scinote:

Question:

If black holes are singularities, what do people mean when they refer to a small, medium, or large black hole?

Asked by anonymous

Answer:

 A singularity is a rip in space-time, and this “rip” is the very center point of a black hole. This point is so small that it actually has no volume. If we define size in terms of volume, or the amount of space occupied, singularities don’t vary in size, because all of them contain no volume.

Although singularities don’t contain any volume, they contain all the mass of the black hole. If we do a quick math calculation, in which we use the fact that density = (mass) / (volume), we find that black holes have infinite density.

If someone were to throw you into a black hole, you would first pass the event horizon: the point of no return, the point where the gravity of the singularity doesn’t allow anything to escape. Assuming you’re going in feet-first, your feet and legs, hitting the horizon first and being pulled into the singularity, would be stretched and stretched. The rest of your body would follow suit, and you would turn into something akin to spaghetti. The official term for this process is “spaghettification”— we kid you not. You would probably already be dead at this point, but if you weren’t, you would get to experience falling into the singularity and getting all your mass squeezed into a space with no volume. The singularity would assimilate your mass and you would become part of it.

Now, the size of the black hole itself is quantified by the radius, or distance from the singularity to the event horizon. This distance can range from a tenth of a millimeter to more than 400 times the distance between the Earth and the Sun. Keep in mind that light, the fastest thing in the universe, takes 8 minutes to make that journey from the Sun to the Earth.

Generally speaking, the radius of the black hole is correlated to the mass of its singularity. The mass of a singularity can vary from the mass of the moon to the mass of our sun, multiplied by 10 to the 10th power. We refer to the black holes at the top of this range as supermassive black holes, and their mass usually lies between 198,900,000,000,000,000,000,000,000,000,000,000 and 19,890,000,000,000,000,000,000,000,000,000,000,000,000 kilogrammes. In fact, these numbers are so large that there is actually no standard unit prefix for this amount of mass.

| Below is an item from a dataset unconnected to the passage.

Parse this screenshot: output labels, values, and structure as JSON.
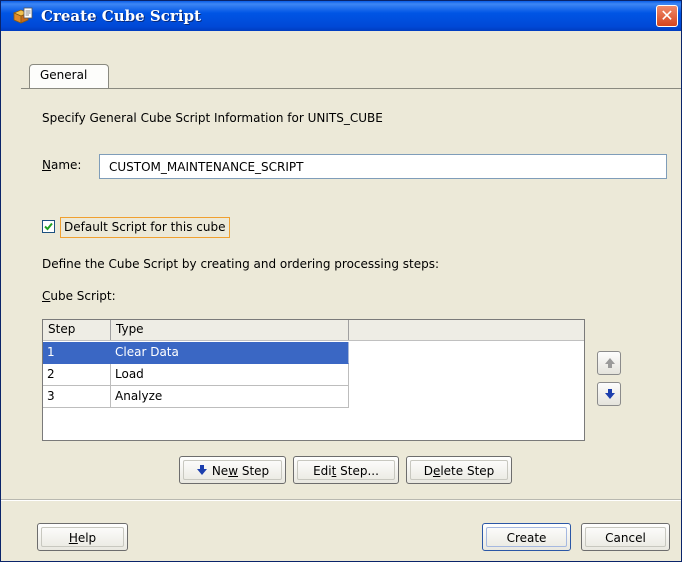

To read more, check out this article about the different sizes and types of black holes.

Answered by Deiter H., Expert Leader.

Edited by Jamie V.